:: Directions ::
Write out each entry below exactly. Do not include the images.

*-*-*

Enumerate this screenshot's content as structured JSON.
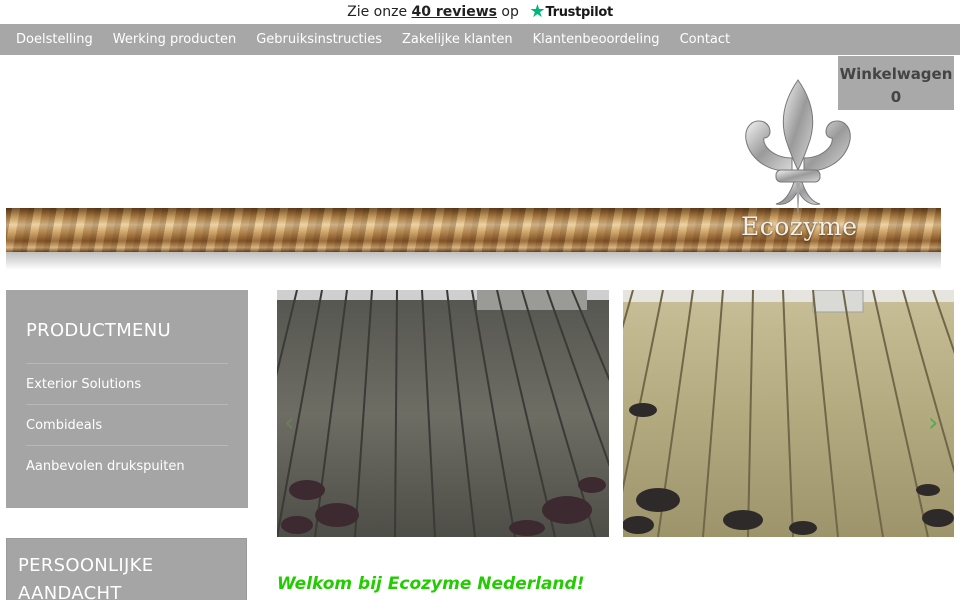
{
  "trustbar": {
    "prefix": "Zie onze",
    "reviews_link": "40 reviews",
    "suffix": "op",
    "brand": "Trustpilot",
    "brand_icon": "star-icon",
    "brand_color": "#00b67a"
  },
  "nav": {
    "items": [
      {
        "label": "Doelstelling"
      },
      {
        "label": "Werking producten"
      },
      {
        "label": "Gebruiksinstructies"
      },
      {
        "label": "Zakelijke klanten"
      },
      {
        "label": "Klantenbeoordeling"
      },
      {
        "label": "Contact"
      }
    ]
  },
  "cart": {
    "label": "Winkelwagen",
    "count": "0"
  },
  "logo": {
    "text": "Ecozyme",
    "icon": "fleur-de-lis-icon"
  },
  "productmenu": {
    "title": "PRODUCTMENU",
    "items": [
      {
        "label": "Exterior Solutions"
      },
      {
        "label": "Combideals"
      },
      {
        "label": "Aanbevolen drukspuiten"
      }
    ]
  },
  "personal": {
    "title": "PERSOONLIJKE AANDACHT"
  },
  "slider": {
    "prev_icon": "chevron-left-icon",
    "next_icon": "chevron-right-icon"
  },
  "welcome": {
    "heading": "Welkom bij Ecozyme Nederland!",
    "color": "#22cc00"
  },
  "colors": {
    "nav_bg": "#a7a7a7",
    "menu_bg": "#a5a5a5"
  }
}
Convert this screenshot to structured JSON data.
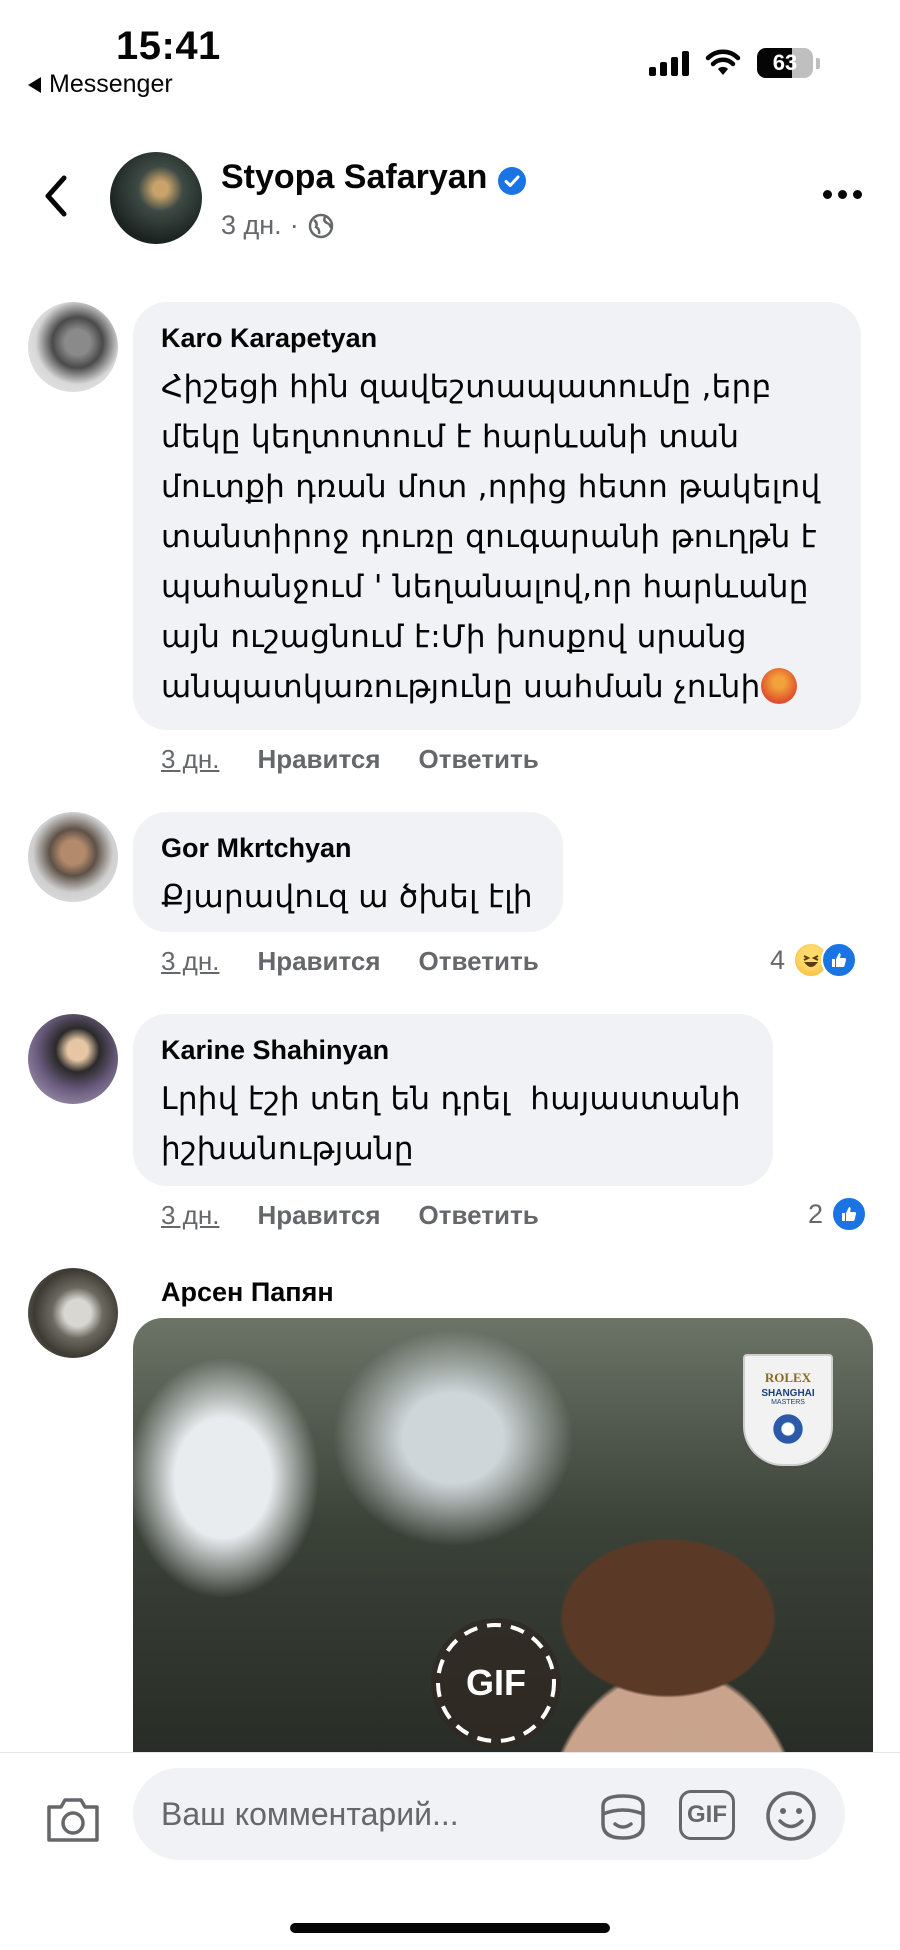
{
  "status_bar": {
    "time": "15:41",
    "back_app": "Messenger",
    "battery": "63",
    "battery_level": 0.63
  },
  "post": {
    "author": "Styopa Safaryan",
    "verified": true,
    "time": "3 дн.",
    "audience_icon": "globe-icon"
  },
  "comments": [
    {
      "author": "Karo Karapetyan",
      "text_lines": [
        "Հիշեցի հին զավեշտապատումը ,երբ",
        "մեկը կեղտոտում է հարևանի տան",
        "մուտքի դռան մոտ ,որից հետո թակելով",
        "տանտիրոջ դուռը զուգարանի թուղթն է",
        "պահանջում ' նեղանալով,որ հարևանը",
        "այն ուշացնում է:Մի խոսքով սրանց",
        "անպատկառությունը սահման չունի"
      ],
      "time": "3 дн.",
      "like_label": "Нравится",
      "reply_label": "Ответить"
    },
    {
      "author": "Gor Mkrtchyan",
      "text_lines": [
        "Քյարավուզ ա ծխել էլի"
      ],
      "time": "3 дн.",
      "like_label": "Нравится",
      "reply_label": "Ответить",
      "reaction_count": "4",
      "reactions": [
        "haha",
        "like"
      ]
    },
    {
      "author": "Karine Shahinyan",
      "text_lines": [
        "Լրիվ էշի տեղ են դրել  հայաստանի",
        "իշխանությանը"
      ],
      "time": "3 дн.",
      "like_label": "Нравится",
      "reply_label": "Ответить",
      "reaction_count": "2",
      "reactions": [
        "like"
      ]
    },
    {
      "author": "Арсен Папян",
      "gif_label": "GIF",
      "gif_logo_lines": [
        "ROLEX",
        "SHANGHAI",
        "MASTERS"
      ]
    }
  ],
  "composer": {
    "placeholder": "Ваш комментарий...",
    "gif_button": "GIF"
  },
  "colors": {
    "bubble": "#f0f2f5",
    "secondary_text": "#65676b",
    "facebook_blue": "#1b74e4"
  }
}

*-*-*

:: Problem solution ::
Enumerate this screenshot's content as structured JSON.
{
  "trustbar": {
    "prefix": "Zie onze",
    "reviews_link": "40 reviews",
    "suffix": "op",
    "brand": "Trustpilot",
    "brand_icon": "star-icon",
    "brand_color": "#00b67a"
  },
  "nav": {
    "items": [
      {
        "label": "Doelstelling"
      },
      {
        "label": "Werking producten"
      },
      {
        "label": "Gebruiksinstructies"
      },
      {
        "label": "Zakelijke klanten"
      },
      {
        "label": "Klantenbeoordeling"
      },
      {
        "label": "Contact"
      }
    ]
  },
  "cart": {
    "label": "Winkelwagen",
    "count": "0"
  },
  "logo": {
    "text": "Ecozyme",
    "icon": "fleur-de-lis-icon"
  },
  "productmenu": {
    "title": "PRODUCTMENU",
    "items": [
      {
        "label": "Exterior Solutions"
      },
      {
        "label": "Combideals"
      },
      {
        "label": "Aanbevolen drukspuiten"
      }
    ]
  },
  "personal": {
    "title": "PERSOONLIJKE AANDACHT"
  },
  "slider": {
    "prev_icon": "chevron-left-icon",
    "next_icon": "chevron-right-icon"
  },
  "welcome": {
    "heading": "Welkom bij Ecozyme Nederland!",
    "color": "#22cc00"
  },
  "colors": {
    "nav_bg": "#a7a7a7",
    "menu_bg": "#a5a5a5"
  }
}
Convert this screenshot to structured JSON data.
{
  "status_bar": {
    "time": "15:41",
    "back_app": "Messenger",
    "battery": "63",
    "battery_level": 0.63
  },
  "post": {
    "author": "Styopa Safaryan",
    "verified": true,
    "time": "3 дн.",
    "audience_icon": "globe-icon"
  },
  "comments": [
    {
      "author": "Karo Karapetyan",
      "text_lines": [
        "Հիշեցի հին զավեշտապատումը ,երբ",
        "մեկը կեղտոտում է հարևանի տան",
        "մուտքի դռան մոտ ,որից հետո թակելով",
        "տանտիրոջ դուռը զուգարանի թուղթն է",
        "պահանջում ' նեղանալով,որ հարևանը",
        "այն ուշացնում է:Մի խոսքով սրանց",
        "անպատկառությունը սահման չունի"
      ],
      "time": "3 дн.",
      "like_label": "Нравится",
      "reply_label": "Ответить"
    },
    {
      "author": "Gor Mkrtchyan",
      "text_lines": [
        "Քյարավուզ ա ծխել էլի"
      ],
      "time": "3 дн.",
      "like_label": "Нравится",
      "reply_label": "Ответить",
      "reaction_count": "4",
      "reactions": [
        "haha",
        "like"
      ]
    },
    {
      "author": "Karine Shahinyan",
      "text_lines": [
        "Լրիվ էշի տեղ են դրել  հայաստանի",
        "իշխանությանը"
      ],
      "time": "3 дн.",
      "like_label": "Нравится",
      "reply_label": "Ответить",
      "reaction_count": "2",
      "reactions": [
        "like"
      ]
    },
    {
      "author": "Арсен Папян",
      "gif_label": "GIF",
      "gif_logo_lines": [
        "ROLEX",
        "SHANGHAI",
        "MASTERS"
      ]
    }
  ],
  "composer": {
    "placeholder": "Ваш комментарий...",
    "gif_button": "GIF"
  },
  "colors": {
    "bubble": "#f0f2f5",
    "secondary_text": "#65676b",
    "facebook_blue": "#1b74e4"
  }
}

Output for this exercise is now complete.